Southern Australia is one of the three most fire-prone areas on Earth. After more than a century of urban growth and valiant efforts to ‘tame’ the bush, recent decades have seen more people moving back onto the fringe or into the middle of this volatile landscape. As this movement has intensified, so has the debate on how to best protect life and property from the ever-present bushfire threat. A long-running drought and a predicted warming climate have ensured that bushfire is a dominant factor in our nation’s long-term planning.
Following the tragic Victorian Black Saturday fires in 2009, a much greater urgency now confronts policy makers, land and fire managers and communities living in bushfire areas. This has led to a call for a single, simple answer on fuel reduction burning to reduce the bushfire risk. Burning Issues explains that this is a complex issue without such a simple answer.
The book gives an account of the role of fire in Australia’s ecosystems, how we have to accept and live with fire, and how we can manage fire both for safety and for diversity. It aims to change people’s attitudes to fire, and to be influential in encouraging changes in land management by government agencies.
Leading authority on a subject of intense interest and debate
Topical, in the wake of the Coronial Enquiry into Black Saturday
Will stimulate discussion, and argument, in the media
Bushfires in Australia
The nature of fire
Ecology, fire and the Australian biota
Fire and ecological processes
Fire and climate change
Fighting fire with fire: I Why fuel-reduction burning? Does it achieve its aims?
Fighting fire with fire: II Fuel-reduction burning and diversity
Concluding comments: fuel reduction is essential for effective fire management in Australia
All associated with bushfire management, including CFA strategists, local, state and federal government officials.
"This book will obviously be a useful source of information to anyone living in southern Australia and to those making decisions there. But it makes a superb case study for northern hemisphere ecologists and highlights the need to include social and political considerations into solving ecological problems."
Peter Thomas, Bulletin of the British Ecological Society 2011, 42 (4)
"The authors have written a book for Australians, based on Australian data and case studies. However, the issues addressed and the principles established are of much wider interest and application. The authors have succeeded in putting across a forceful message that fire in natural environments should be proactively managed.

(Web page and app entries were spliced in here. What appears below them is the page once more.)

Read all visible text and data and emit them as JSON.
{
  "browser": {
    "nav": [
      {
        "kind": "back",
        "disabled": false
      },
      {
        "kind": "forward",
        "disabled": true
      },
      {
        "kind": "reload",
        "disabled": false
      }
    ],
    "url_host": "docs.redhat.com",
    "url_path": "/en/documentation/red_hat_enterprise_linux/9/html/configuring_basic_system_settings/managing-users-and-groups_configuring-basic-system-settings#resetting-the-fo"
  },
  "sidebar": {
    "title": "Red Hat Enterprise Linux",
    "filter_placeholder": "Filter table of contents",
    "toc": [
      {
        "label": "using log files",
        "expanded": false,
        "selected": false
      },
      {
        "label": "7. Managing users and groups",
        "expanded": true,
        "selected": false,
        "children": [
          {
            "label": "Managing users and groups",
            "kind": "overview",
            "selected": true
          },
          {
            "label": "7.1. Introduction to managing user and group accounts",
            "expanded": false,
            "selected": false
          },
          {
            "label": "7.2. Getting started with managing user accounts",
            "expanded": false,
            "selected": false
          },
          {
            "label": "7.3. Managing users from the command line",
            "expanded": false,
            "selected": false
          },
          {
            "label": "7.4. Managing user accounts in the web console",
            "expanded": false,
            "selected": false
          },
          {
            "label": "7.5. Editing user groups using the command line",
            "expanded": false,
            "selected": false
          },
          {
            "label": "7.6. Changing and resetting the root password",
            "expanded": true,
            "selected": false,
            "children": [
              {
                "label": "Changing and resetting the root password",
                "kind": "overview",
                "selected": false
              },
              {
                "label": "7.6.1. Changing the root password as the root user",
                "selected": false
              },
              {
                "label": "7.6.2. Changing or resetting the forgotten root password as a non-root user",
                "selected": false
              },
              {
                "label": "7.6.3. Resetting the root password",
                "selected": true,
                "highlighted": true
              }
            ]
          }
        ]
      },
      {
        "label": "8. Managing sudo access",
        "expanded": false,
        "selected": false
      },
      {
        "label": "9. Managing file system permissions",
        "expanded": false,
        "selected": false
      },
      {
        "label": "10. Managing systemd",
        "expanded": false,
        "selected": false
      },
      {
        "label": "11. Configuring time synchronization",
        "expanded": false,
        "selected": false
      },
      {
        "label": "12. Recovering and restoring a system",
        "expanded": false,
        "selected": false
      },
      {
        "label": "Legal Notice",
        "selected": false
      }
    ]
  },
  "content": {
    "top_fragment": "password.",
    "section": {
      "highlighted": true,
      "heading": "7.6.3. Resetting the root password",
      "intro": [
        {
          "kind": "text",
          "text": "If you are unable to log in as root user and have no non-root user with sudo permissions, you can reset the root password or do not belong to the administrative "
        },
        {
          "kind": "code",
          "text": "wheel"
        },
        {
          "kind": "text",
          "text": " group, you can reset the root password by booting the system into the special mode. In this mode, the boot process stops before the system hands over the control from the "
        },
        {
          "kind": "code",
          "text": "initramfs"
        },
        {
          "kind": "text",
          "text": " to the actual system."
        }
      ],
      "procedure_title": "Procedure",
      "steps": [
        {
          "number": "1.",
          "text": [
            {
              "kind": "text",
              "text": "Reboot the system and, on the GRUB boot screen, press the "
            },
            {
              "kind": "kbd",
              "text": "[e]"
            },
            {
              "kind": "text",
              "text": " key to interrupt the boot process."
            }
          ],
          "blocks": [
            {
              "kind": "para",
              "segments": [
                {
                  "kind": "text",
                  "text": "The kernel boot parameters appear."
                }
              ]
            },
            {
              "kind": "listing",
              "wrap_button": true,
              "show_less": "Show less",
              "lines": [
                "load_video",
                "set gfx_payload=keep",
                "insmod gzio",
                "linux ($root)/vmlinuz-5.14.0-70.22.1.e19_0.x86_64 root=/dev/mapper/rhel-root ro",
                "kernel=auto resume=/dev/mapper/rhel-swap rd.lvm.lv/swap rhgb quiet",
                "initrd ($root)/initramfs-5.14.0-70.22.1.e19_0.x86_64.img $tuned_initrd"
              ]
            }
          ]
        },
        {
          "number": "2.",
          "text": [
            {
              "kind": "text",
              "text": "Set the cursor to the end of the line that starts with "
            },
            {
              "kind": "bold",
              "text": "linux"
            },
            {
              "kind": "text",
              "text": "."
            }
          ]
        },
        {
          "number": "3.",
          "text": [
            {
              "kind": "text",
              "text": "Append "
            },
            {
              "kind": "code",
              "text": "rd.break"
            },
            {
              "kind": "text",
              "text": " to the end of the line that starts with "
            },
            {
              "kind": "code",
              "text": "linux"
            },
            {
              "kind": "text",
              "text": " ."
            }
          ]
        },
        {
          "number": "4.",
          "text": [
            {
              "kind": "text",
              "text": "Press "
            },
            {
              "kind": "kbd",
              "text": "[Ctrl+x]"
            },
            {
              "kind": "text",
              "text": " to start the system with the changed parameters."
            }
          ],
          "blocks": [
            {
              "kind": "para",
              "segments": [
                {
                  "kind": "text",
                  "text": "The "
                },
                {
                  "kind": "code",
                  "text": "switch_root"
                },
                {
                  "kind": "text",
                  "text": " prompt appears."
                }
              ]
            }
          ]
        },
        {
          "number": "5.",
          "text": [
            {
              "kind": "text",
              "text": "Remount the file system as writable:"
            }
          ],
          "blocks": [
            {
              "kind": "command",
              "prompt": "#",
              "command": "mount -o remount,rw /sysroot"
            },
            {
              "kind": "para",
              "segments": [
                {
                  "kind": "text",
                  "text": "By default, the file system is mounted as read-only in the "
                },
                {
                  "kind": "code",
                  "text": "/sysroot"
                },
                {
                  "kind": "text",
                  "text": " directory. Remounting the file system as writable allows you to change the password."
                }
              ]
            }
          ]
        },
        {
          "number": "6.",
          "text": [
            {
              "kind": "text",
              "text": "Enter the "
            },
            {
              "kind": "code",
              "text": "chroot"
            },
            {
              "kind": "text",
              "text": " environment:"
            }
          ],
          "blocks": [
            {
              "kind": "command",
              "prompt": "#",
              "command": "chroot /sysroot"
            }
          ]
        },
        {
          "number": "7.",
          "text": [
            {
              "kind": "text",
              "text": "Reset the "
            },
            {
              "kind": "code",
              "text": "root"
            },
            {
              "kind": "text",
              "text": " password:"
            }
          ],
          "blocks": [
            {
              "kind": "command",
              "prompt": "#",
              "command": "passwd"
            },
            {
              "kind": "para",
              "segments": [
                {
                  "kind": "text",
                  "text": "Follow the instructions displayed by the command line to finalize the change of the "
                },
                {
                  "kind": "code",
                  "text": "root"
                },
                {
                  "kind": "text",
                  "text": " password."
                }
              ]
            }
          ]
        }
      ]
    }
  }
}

The literature covered, data presented and their interpretation of these data are unique and interesting. The book should form compulsory reading for politicians responsible for environmental decisions relating to fire, officials in government departments responsible for managing land and environments, land managers, scientists and students across the world. The book is written in an easily readable style and is likely to be popular with the members of the general public who are interested in or affected by fire."
Kevin Kirkman, African Journal of Range & Forage Science 2011 28(3)
"... will surely become essential reading for anyone involved in fire or forest management."
Nick Goldie, Cooma-Monaro Express, 11 October 2011, p. 8
Mark Adams is Professor and Dean of the Faculty of Agriculture, Food and Natural Resources at the University of Sydney. He has held numerous Professorial appointments and distinguished fellowships in Australia and around the world. His teaching and research is focused on understanding Australian ecosystems – the land of drought, fire and flooding rain.
Peter Attiwill is Principal Fellow in Botany and Senior Fellow in Historical Studies, The University of Melbourne, and Editor-in-Chief of the prestigious international journal Forest Ecology and Management. He has written more than 170 publications, particularly in eucalypt and bushfire ecology. He was appointed Member of the Order of Australia in 2009.